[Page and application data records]

┄┄┄┄┄┄┄┄┄┄┄┄┄┄┄┄┄┄┄┄

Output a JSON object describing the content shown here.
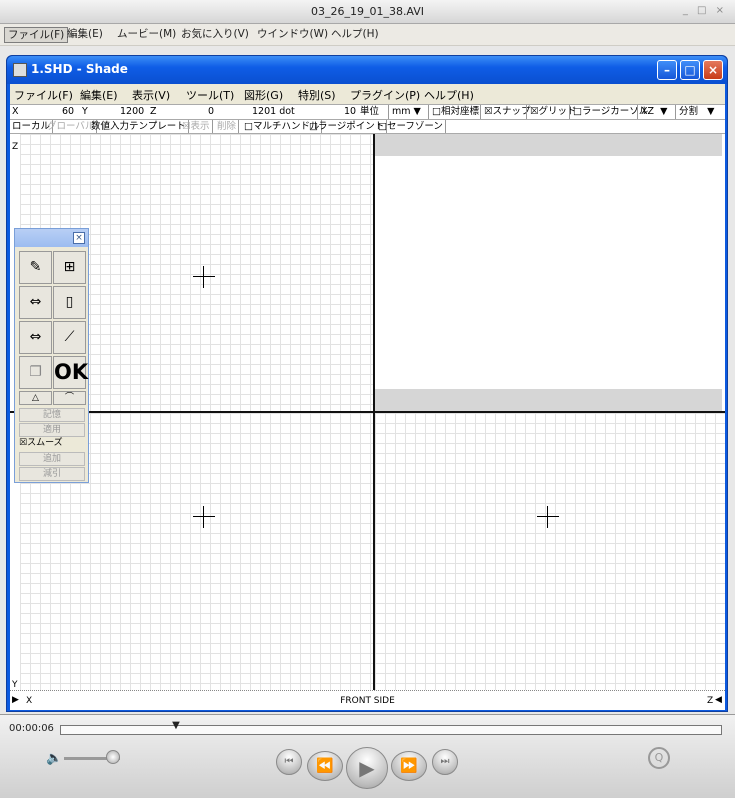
{
  "qt": {
    "title": "03_26_19_01_38.AVI",
    "window_buttons": "_ □ ×",
    "menus": [
      "ファイル(F)",
      "編集(E)",
      "ムービー(M)",
      "お気に入り(V)",
      "ウインドウ(W)",
      "ヘルプ(H)"
    ],
    "timecode": "00:00:06",
    "playhead_fraction": 0.176,
    "volume_fraction": 0.88,
    "icons": [
      "volume-icon",
      "go-to-start-icon",
      "rewind-icon",
      "play-icon",
      "fast-forward-icon",
      "go-to-end-icon",
      "quicktime-logo-icon",
      "apple-icon"
    ]
  },
  "shade": {
    "title": "1.SHD - Shade",
    "menus": [
      "ファイル(F)",
      "編集(E)",
      "表示(V)",
      "ツール(T)",
      "図形(G)",
      "特別(S)",
      "プラグイン(P)",
      "ヘルプ(H)"
    ],
    "info": {
      "x_label": "X",
      "x_value": "60",
      "y_label": "Y",
      "y_value": "1200",
      "z_label": "Z",
      "z_value": "0",
      "dot_value": "1201 dot",
      "unit_num": "10",
      "unit_label": "単位",
      "unit_select": "mm",
      "relative_coords": "□相対座標",
      "snap": "☒スナップ",
      "grid": "☒グリッド",
      "large_cursor": "□ラージカーソル",
      "plane_select": "XZ",
      "split": "分割"
    },
    "options": {
      "local": "ローカル",
      "global": "グローバル",
      "numeric_template": "数値入力テンプレート",
      "show": "☒表示",
      "delete": "削除",
      "multi_handle": "□マルチハンドル",
      "large_point": "□ラージポイント",
      "safe_zone": "□セーフゾーン"
    },
    "viewport": {
      "front_side": "FRONT SIDE",
      "axis_x": "X",
      "axis_y": "Y",
      "axis_z_top": "Z",
      "axis_z_right": "Z"
    },
    "palette": {
      "ok": "OK",
      "memory": "記憶",
      "apply": "適用",
      "smooth": "☒スムーズ",
      "add": "追加",
      "subtract": "減引"
    }
  }
}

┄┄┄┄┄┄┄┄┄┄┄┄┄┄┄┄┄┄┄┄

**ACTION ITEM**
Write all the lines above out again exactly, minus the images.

**EXERCISE SOLUTION**
Output a JSON object describing the content shown here.
{
  "qt": {
    "title": "03_26_19_01_38.AVI",
    "window_buttons": "_ □ ×",
    "menus": [
      "ファイル(F)",
      "編集(E)",
      "ムービー(M)",
      "お気に入り(V)",
      "ウインドウ(W)",
      "ヘルプ(H)"
    ],
    "timecode": "00:00:06",
    "playhead_fraction": 0.176,
    "volume_fraction": 0.88,
    "icons": [
      "volume-icon",
      "go-to-start-icon",
      "rewind-icon",
      "play-icon",
      "fast-forward-icon",
      "go-to-end-icon",
      "quicktime-logo-icon",
      "apple-icon"
    ]
  },
  "shade": {
    "title": "1.SHD - Shade",
    "menus": [
      "ファイル(F)",
      "編集(E)",
      "表示(V)",
      "ツール(T)",
      "図形(G)",
      "特別(S)",
      "プラグイン(P)",
      "ヘルプ(H)"
    ],
    "info": {
      "x_label": "X",
      "x_value": "60",
      "y_label": "Y",
      "y_value": "1200",
      "z_label": "Z",
      "z_value": "0",
      "dot_value": "1201 dot",
      "unit_num": "10",
      "unit_label": "単位",
      "unit_select": "mm",
      "relative_coords": "□相対座標",
      "snap": "☒スナップ",
      "grid": "☒グリッド",
      "large_cursor": "□ラージカーソル",
      "plane_select": "XZ",
      "split": "分割"
    },
    "options": {
      "local": "ローカル",
      "global": "グローバル",
      "numeric_template": "数値入力テンプレート",
      "show": "☒表示",
      "delete": "削除",
      "multi_handle": "□マルチハンドル",
      "large_point": "□ラージポイント",
      "safe_zone": "□セーフゾーン"
    },
    "viewport": {
      "front_side": "FRONT SIDE",
      "axis_x": "X",
      "axis_y": "Y",
      "axis_z_top": "Z",
      "axis_z_right": "Z"
    },
    "palette": {
      "ok": "OK",
      "memory": "記憶",
      "apply": "適用",
      "smooth": "☒スムーズ",
      "add": "追加",
      "subtract": "減引"
    }
  }
}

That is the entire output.